_The problem_:
Every line of the data that contains the string "type" must be copied.
··········
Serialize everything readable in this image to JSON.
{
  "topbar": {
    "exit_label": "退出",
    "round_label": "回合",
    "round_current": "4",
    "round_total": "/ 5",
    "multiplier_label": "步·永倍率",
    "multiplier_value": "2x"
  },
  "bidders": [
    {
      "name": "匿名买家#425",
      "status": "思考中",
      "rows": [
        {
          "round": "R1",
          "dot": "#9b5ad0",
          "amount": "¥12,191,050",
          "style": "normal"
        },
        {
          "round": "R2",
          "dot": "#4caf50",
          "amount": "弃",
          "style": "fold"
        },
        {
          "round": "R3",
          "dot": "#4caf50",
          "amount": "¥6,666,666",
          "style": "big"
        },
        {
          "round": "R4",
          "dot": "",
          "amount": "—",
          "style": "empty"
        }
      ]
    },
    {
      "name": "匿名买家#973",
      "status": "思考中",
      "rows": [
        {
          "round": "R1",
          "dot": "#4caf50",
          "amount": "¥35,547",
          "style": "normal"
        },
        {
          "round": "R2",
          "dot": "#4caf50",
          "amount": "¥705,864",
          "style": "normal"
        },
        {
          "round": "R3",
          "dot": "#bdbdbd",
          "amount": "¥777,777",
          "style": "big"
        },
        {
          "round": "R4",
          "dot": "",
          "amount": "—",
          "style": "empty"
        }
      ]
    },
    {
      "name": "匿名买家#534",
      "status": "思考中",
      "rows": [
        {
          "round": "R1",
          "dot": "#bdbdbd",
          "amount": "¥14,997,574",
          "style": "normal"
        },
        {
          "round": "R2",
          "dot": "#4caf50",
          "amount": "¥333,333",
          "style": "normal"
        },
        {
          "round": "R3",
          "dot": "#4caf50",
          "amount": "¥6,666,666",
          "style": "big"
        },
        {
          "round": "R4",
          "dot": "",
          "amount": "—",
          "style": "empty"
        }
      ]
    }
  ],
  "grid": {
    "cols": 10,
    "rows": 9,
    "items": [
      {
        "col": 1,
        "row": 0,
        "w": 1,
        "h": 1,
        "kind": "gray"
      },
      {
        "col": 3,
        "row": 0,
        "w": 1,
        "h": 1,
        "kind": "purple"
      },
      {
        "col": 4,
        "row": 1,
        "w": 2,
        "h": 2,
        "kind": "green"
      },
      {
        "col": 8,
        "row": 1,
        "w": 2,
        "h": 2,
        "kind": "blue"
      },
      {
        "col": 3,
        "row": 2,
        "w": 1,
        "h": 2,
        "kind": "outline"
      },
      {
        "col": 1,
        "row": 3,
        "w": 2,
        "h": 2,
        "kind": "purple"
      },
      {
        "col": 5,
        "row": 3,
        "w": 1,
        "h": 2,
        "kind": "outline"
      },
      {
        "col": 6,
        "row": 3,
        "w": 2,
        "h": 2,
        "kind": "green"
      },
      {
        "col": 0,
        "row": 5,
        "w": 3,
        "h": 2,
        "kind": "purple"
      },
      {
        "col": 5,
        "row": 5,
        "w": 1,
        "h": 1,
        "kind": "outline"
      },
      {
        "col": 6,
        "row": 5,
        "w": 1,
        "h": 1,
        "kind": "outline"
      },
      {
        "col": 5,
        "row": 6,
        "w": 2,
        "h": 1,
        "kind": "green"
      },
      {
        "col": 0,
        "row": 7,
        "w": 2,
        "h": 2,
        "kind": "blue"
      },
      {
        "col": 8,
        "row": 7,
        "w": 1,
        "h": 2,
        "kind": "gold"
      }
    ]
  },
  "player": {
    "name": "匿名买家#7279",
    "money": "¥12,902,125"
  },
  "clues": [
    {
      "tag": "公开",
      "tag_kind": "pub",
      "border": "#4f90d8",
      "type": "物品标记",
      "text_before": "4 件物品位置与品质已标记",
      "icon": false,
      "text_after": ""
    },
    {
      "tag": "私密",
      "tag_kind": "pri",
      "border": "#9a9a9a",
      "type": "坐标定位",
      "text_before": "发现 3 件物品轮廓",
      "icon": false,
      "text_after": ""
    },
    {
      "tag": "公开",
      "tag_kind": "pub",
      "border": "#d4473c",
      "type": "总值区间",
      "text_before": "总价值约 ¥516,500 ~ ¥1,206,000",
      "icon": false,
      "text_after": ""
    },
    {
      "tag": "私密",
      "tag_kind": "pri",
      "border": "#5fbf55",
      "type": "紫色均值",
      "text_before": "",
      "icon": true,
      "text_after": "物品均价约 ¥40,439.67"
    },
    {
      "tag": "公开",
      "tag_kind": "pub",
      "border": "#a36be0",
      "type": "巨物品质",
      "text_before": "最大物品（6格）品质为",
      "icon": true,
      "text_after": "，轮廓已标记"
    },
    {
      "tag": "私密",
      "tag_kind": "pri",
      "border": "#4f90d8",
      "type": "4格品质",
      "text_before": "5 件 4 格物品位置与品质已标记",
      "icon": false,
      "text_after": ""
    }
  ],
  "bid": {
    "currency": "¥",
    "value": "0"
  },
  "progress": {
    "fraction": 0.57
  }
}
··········
_Solution for this task_:
      "type": "物品标记",
      "type": "坐标定位",
      "type": "总值区间",
      "type": "紫色均值",
      "type": "巨物品质",
      "type": "4格品质",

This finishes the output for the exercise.